Anywhere the string "ratio" shows up in the listing below, copy the line it is in.
*** Opening Material provided ***
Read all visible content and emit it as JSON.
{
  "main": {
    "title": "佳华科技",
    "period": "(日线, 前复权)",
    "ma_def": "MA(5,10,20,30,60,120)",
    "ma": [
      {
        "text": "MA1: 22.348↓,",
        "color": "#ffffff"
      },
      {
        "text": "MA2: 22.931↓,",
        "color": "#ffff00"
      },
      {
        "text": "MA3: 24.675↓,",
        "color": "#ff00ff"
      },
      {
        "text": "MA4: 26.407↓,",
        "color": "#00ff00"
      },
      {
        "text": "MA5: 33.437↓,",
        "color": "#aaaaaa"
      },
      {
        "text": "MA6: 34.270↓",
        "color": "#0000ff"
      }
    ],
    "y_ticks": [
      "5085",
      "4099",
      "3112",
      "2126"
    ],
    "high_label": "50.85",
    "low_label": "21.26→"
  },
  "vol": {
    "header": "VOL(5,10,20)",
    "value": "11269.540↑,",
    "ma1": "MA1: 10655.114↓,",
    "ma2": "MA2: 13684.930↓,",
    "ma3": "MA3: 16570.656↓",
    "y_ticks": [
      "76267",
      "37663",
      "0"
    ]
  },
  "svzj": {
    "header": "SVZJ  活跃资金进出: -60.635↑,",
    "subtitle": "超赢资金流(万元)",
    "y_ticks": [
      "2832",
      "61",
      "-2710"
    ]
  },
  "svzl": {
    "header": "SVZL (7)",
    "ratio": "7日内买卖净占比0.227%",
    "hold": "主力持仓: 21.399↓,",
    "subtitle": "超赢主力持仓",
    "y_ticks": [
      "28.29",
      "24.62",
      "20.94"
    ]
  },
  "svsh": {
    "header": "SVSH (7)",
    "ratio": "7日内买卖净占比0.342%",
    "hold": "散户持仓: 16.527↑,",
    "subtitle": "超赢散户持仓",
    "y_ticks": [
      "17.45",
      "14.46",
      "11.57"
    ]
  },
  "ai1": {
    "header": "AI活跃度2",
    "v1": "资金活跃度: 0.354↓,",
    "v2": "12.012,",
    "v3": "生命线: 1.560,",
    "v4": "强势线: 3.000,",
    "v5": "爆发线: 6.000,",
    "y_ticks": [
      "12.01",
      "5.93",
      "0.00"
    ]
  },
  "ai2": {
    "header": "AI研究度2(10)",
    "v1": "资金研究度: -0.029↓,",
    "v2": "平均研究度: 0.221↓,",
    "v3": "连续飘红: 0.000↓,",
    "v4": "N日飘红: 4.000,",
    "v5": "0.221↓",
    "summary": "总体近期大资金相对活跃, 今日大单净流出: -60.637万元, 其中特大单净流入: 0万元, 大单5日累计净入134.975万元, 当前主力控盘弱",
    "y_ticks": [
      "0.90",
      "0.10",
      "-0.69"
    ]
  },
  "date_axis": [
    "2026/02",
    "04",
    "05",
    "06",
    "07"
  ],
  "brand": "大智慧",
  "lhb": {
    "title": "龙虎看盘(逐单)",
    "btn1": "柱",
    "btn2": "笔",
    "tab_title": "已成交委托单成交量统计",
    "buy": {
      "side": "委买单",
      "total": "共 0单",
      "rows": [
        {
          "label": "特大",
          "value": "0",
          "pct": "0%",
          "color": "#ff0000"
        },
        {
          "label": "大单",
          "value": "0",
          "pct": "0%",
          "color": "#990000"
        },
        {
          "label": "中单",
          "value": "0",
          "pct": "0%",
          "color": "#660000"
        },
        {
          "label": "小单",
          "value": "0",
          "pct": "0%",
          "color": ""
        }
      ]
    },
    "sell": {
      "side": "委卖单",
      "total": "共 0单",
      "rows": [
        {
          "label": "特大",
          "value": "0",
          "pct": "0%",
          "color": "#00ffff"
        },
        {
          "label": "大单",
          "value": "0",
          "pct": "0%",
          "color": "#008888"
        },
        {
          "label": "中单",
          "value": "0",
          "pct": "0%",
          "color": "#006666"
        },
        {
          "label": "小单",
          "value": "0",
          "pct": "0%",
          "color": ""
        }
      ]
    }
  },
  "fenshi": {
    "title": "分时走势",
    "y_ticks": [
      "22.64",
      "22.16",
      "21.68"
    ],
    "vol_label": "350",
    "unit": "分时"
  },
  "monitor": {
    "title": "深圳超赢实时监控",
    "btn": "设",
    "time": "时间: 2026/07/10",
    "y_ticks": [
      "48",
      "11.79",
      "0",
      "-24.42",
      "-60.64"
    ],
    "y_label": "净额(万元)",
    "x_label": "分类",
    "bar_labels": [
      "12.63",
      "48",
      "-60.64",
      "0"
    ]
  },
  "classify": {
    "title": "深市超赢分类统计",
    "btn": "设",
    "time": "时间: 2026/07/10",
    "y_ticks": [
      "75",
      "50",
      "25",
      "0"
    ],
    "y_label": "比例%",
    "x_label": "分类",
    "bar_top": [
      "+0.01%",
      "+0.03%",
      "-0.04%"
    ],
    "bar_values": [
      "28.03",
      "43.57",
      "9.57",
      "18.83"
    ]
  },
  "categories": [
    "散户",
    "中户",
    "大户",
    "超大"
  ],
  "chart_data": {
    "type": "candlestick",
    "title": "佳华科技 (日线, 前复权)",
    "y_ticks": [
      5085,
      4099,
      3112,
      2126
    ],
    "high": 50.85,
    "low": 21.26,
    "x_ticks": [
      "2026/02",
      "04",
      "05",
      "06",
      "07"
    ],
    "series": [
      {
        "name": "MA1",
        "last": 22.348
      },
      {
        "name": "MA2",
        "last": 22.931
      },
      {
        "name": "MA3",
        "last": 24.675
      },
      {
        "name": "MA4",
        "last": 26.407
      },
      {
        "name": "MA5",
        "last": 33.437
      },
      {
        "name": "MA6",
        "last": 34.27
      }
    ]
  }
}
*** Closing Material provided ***
--- Completed task ---
    "ratio": "7日内买卖净占比0.227%",
    "ratio": "7日内买卖净占比0.342%",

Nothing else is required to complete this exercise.